India’s Dilemma

The New Delhi is worried that how to help the people of Sri Lanka suffering due to the misrule of their government. The Indian Government is also being cautioned by the leaders like Patali Champika, who have forewarned that any liberal financial assistance to the present rulers would be considered as funding the enemies of the people of Sri Lanka.

Interestingly, the key portfolios in the government were under the control of the Rajapaksa clan; Gotabaya Rajapaksa became the president, but also held the crucial defence ministry, the office of the prime minister was occupied Mahinda Rajapaksa, president’s elder brother. Mahinda also has also been assigned urban development and Buddhist affairs ministries, and other family members also help top positions indifferent departments.

Amidst this deteriorating grip of the ruling clan, India has to provide succour to the people without empowering the ruling oligarchy by any big financial support.

Modi Govt made similar mistakes, but got away

The economists quietly confide that in India, the Modi Government has repeated some of mistakes being committed by Sri Lankan, such as the dilution of the strong professional-base of the Reserve Bank of India by installing a non-descript civil servant, and replacing financial advisers frequently, and often it appeared that the government is under the spell of some favourite corporate interests.

India, however, fortunately has escaped a similar disaster. It could be attributed to the successive good monsoon and bumper agriculture crops. Also, despite announcements, the government did not extend any substantial economic packages to any sector. The Indian government’s efforts to ensure free ration to 600 million citizens and vaccinations kept the Covid-19 pandmeic challenge under control.

The demonetisation could have dealt a setback to the country’s economy, but the government successfully steered the economic challenges by introducing better tax regime, emphasising on the faster development of infrastructure etc. The cost cutting and controls on the government expenditure has given huge financial cushion to the country’s economy with more tax collections and having adequate foreign exchange reserves.

The Crisis May Impact India

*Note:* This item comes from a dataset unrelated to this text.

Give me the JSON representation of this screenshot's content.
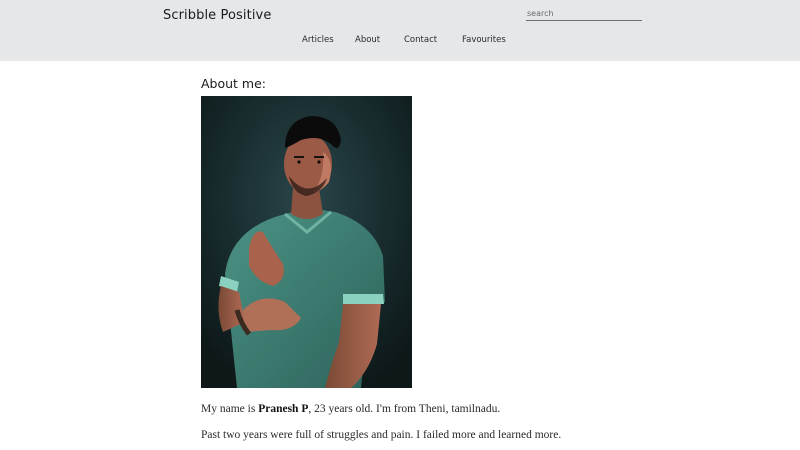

It is now being evaluated that how the ongoing economic disaster in Sri Lanka would adversely affect India, whether the two billion USD assistance to the country would give substantial relief to the common people struggling in Sri Lanka for essential goods. The prices have skyrocketed; an egg is sold for Rs.35-40, rice is priced at Rs. 300 per kg., sugar has touched 300 too, chicken at Rs.1000, petrol over 330 per litre, milk powder is being sold at the exhorbitant price of Rs. 4000 per kg. and even a cup of tea is available if one is ready to cough up 100 Rupees.

The Apprehension of Refugee Influx

The threat of huge influx of refugees looms large on the Indian horizon. The straight line distance between Rameswaram in Tamil Nadu in India   and Jaffna in the northern Sri Lanka is estimated to be about 88.5 kilometres and if someone wants to travel via Colombo, it would be about more than 7500 by ship or flight, but the refugees arriving to the Indian shores are paying Rs. 10,000 to the ferry for each person. The trickling of refuges has begun, but it may become much bigger influx, if remedial steps for improving the country’s’ economy were not taken by the Sri Lankan government.